▸ PROVIDED DATA:

----

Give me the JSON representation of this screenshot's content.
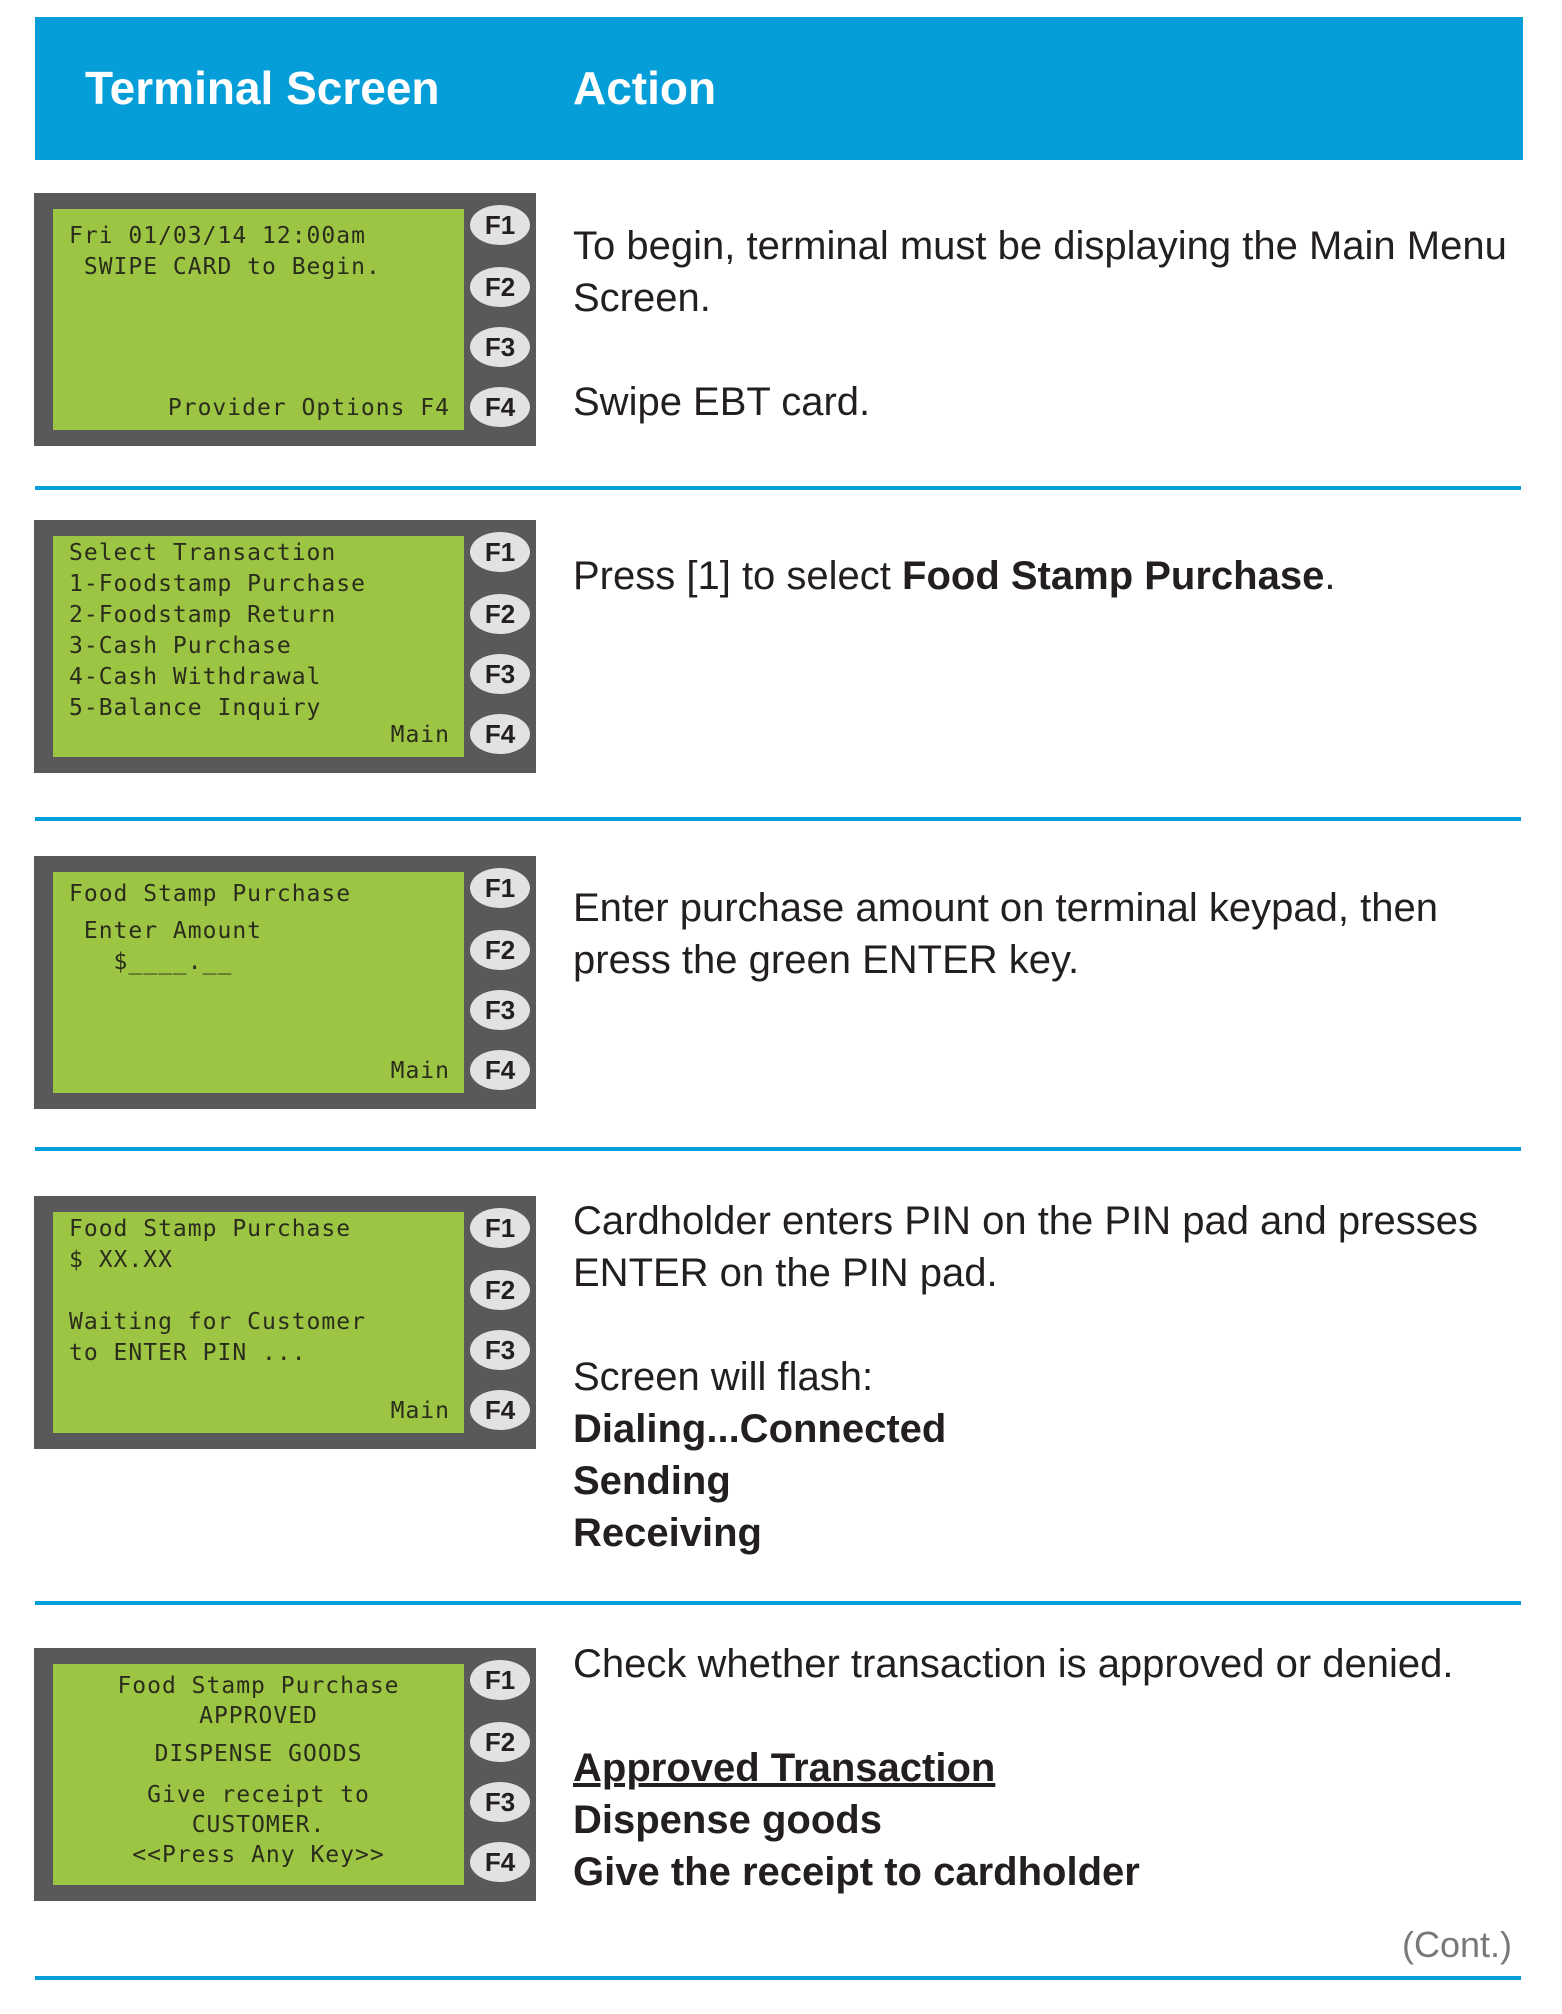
{
  "header": {
    "col1": "Terminal Screen",
    "col2": "Action",
    "color": "#069ED8"
  },
  "fkeys": [
    "F1",
    "F2",
    "F3",
    "F4"
  ],
  "rows": [
    {
      "screen": {
        "lines": [
          "Fri 01/03/14 12:00am",
          " SWIPE CARD to Begin."
        ],
        "footer": "Provider Options F4"
      },
      "action": {
        "p1": "To begin, terminal must be displaying the Main Menu Screen.",
        "p2": "Swipe EBT card."
      }
    },
    {
      "screen": {
        "lines": [
          "Select Transaction",
          "1-Foodstamp Purchase",
          "2-Foodstamp Return",
          "3-Cash Purchase",
          "4-Cash Withdrawal",
          "5-Balance Inquiry"
        ],
        "footer": "Main"
      },
      "action": {
        "prefix": "Press [1] to select ",
        "bold": "Food Stamp Purchase",
        "suffix": "."
      }
    },
    {
      "screen": {
        "lines": [
          "Food Stamp Purchase",
          " Enter Amount",
          "   $____.__"
        ],
        "footer": "Main"
      },
      "action": {
        "p1": "Enter purchase amount on terminal keypad, then press the green ENTER key."
      }
    },
    {
      "screen": {
        "lines": [
          "Food Stamp Purchase",
          "$ XX.XX",
          "",
          "Waiting for Customer",
          "to ENTER PIN ..."
        ],
        "footer": "Main"
      },
      "action": {
        "p1": "Cardholder enters PIN on the PIN pad and presses ENTER on the PIN pad.",
        "p2": "Screen will flash:",
        "bold_lines": [
          "Dialing...Connected",
          "Sending",
          "Receiving"
        ]
      }
    },
    {
      "screen": {
        "lines": [
          "Food Stamp Purchase",
          "APPROVED",
          "DISPENSE GOODS",
          "Give receipt to",
          "CUSTOMER.",
          "<<Press Any Key>>"
        ]
      },
      "action": {
        "p1": "Check whether transaction is approved or denied.",
        "underline_heading": "Approved Transaction",
        "bold_lines": [
          "Dispense goods",
          "Give the receipt to cardholder"
        ]
      }
    }
  ],
  "footer": {
    "continued": "(Cont.)"
  }
}
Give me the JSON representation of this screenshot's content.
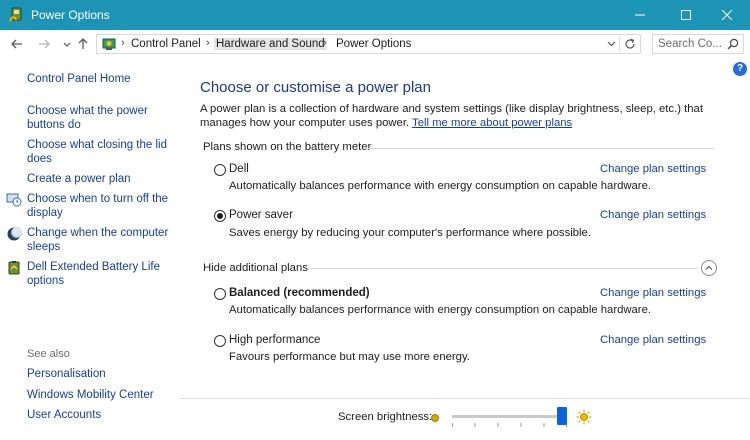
{
  "window": {
    "title": "Power Options",
    "icon": "power-options-icon",
    "controls": [
      "minimize-icon",
      "maximize-icon",
      "close-icon"
    ],
    "accent_color": "#1d93b5"
  },
  "address_bar": {
    "breadcrumbs": [
      "Control Panel",
      "Hardware and Sound",
      "Power Options"
    ],
    "highlighted_crumb": "Hardware and Sound",
    "search_placeholder": "Search Co..."
  },
  "sidebar": {
    "home": "Control Panel Home",
    "links": [
      {
        "label": "Choose what the power buttons do",
        "icon": null
      },
      {
        "label": "Choose what closing the lid does",
        "icon": null
      },
      {
        "label": "Create a power plan",
        "icon": null
      },
      {
        "label": "Choose when to turn off the display",
        "icon": "monitor-clock-icon"
      },
      {
        "label": "Change when the computer sleeps",
        "icon": "moon-icon"
      },
      {
        "label": "Dell Extended Battery Life options",
        "icon": "battery-shield-icon"
      }
    ],
    "see_also_heading": "See also",
    "see_also": [
      "Personalisation",
      "Windows Mobility Center",
      "User Accounts"
    ]
  },
  "main": {
    "heading": "Choose or customise a power plan",
    "intro": "A power plan is a collection of hardware and system settings (like display brightness, sleep, etc.) that manages how your computer uses power.",
    "intro_link": "Tell me more about power plans",
    "battery_meter_label": "Plans shown on the battery meter",
    "hidden_plans_label": "Hide additional plans",
    "change_label": "Change plan settings",
    "plans": [
      {
        "name": "Dell",
        "description": "Automatically balances performance with energy consumption on capable hardware.",
        "selected": false,
        "bold": false
      },
      {
        "name": "Power saver",
        "description": "Saves energy by reducing your computer's performance where possible.",
        "selected": true,
        "bold": false
      },
      {
        "name": "Balanced (recommended)",
        "description": "Automatically balances performance with energy consumption on capable hardware.",
        "selected": false,
        "bold": true
      },
      {
        "name": "High performance",
        "description": "Favours performance but may use more energy.",
        "selected": false,
        "bold": false
      }
    ]
  },
  "brightness": {
    "label": "Screen brightness:",
    "level": 1.0
  }
}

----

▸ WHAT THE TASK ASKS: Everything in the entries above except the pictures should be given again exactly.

▸ WRITTEN REPLY:
Give me the JSON representation of this screenshot's content.
{
  "header": {
    "col1": "Terminal Screen",
    "col2": "Action",
    "color": "#069ED8"
  },
  "fkeys": [
    "F1",
    "F2",
    "F3",
    "F4"
  ],
  "rows": [
    {
      "screen": {
        "lines": [
          "Fri 01/03/14 12:00am",
          " SWIPE CARD to Begin."
        ],
        "footer": "Provider Options F4"
      },
      "action": {
        "p1": "To begin, terminal must be displaying the Main Menu Screen.",
        "p2": "Swipe EBT card."
      }
    },
    {
      "screen": {
        "lines": [
          "Select Transaction",
          "1-Foodstamp Purchase",
          "2-Foodstamp Return",
          "3-Cash Purchase",
          "4-Cash Withdrawal",
          "5-Balance Inquiry"
        ],
        "footer": "Main"
      },
      "action": {
        "prefix": "Press [1] to select ",
        "bold": "Food Stamp Purchase",
        "suffix": "."
      }
    },
    {
      "screen": {
        "lines": [
          "Food Stamp Purchase",
          " Enter Amount",
          "   $____.__"
        ],
        "footer": "Main"
      },
      "action": {
        "p1": "Enter purchase amount on terminal keypad, then press the green ENTER key."
      }
    },
    {
      "screen": {
        "lines": [
          "Food Stamp Purchase",
          "$ XX.XX",
          "",
          "Waiting for Customer",
          "to ENTER PIN ..."
        ],
        "footer": "Main"
      },
      "action": {
        "p1": "Cardholder enters PIN on the PIN pad and presses ENTER on the PIN pad.",
        "p2": "Screen will flash:",
        "bold_lines": [
          "Dialing...Connected",
          "Sending",
          "Receiving"
        ]
      }
    },
    {
      "screen": {
        "lines": [
          "Food Stamp Purchase",
          "APPROVED",
          "DISPENSE GOODS",
          "Give receipt to",
          "CUSTOMER.",
          "<<Press Any Key>>"
        ]
      },
      "action": {
        "p1": "Check whether transaction is approved or denied.",
        "underline_heading": "Approved Transaction",
        "bold_lines": [
          "Dispense goods",
          "Give the receipt to cardholder"
        ]
      }
    }
  ],
  "footer": {
    "continued": "(Cont.)"
  }
}
Give me the JSON representation of this screenshot's content.
{
  "window": {
    "title": "Power Options",
    "icon": "power-options-icon",
    "controls": [
      "minimize-icon",
      "maximize-icon",
      "close-icon"
    ],
    "accent_color": "#1d93b5"
  },
  "address_bar": {
    "breadcrumbs": [
      "Control Panel",
      "Hardware and Sound",
      "Power Options"
    ],
    "highlighted_crumb": "Hardware and Sound",
    "search_placeholder": "Search Co..."
  },
  "sidebar": {
    "home": "Control Panel Home",
    "links": [
      {
        "label": "Choose what the power buttons do",
        "icon": null
      },
      {
        "label": "Choose what closing the lid does",
        "icon": null
      },
      {
        "label": "Create a power plan",
        "icon": null
      },
      {
        "label": "Choose when to turn off the display",
        "icon": "monitor-clock-icon"
      },
      {
        "label": "Change when the computer sleeps",
        "icon": "moon-icon"
      },
      {
        "label": "Dell Extended Battery Life options",
        "icon": "battery-shield-icon"
      }
    ],
    "see_also_heading": "See also",
    "see_also": [
      "Personalisation",
      "Windows Mobility Center",
      "User Accounts"
    ]
  },
  "main": {
    "heading": "Choose or customise a power plan",
    "intro": "A power plan is a collection of hardware and system settings (like display brightness, sleep, etc.) that manages how your computer uses power.",
    "intro_link": "Tell me more about power plans",
    "battery_meter_label": "Plans shown on the battery meter",
    "hidden_plans_label": "Hide additional plans",
    "change_label": "Change plan settings",
    "plans": [
      {
        "name": "Dell",
        "description": "Automatically balances performance with energy consumption on capable hardware.",
        "selected": false,
        "bold": false
      },
      {
        "name": "Power saver",
        "description": "Saves energy by reducing your computer's performance where possible.",
        "selected": true,
        "bold": false
      },
      {
        "name": "Balanced (recommended)",
        "description": "Automatically balances performance with energy consumption on capable hardware.",
        "selected": false,
        "bold": true
      },
      {
        "name": "High performance",
        "description": "Favours performance but may use more energy.",
        "selected": false,
        "bold": false
      }
    ]
  },
  "brightness": {
    "label": "Screen brightness:",
    "level": 1.0
  }
}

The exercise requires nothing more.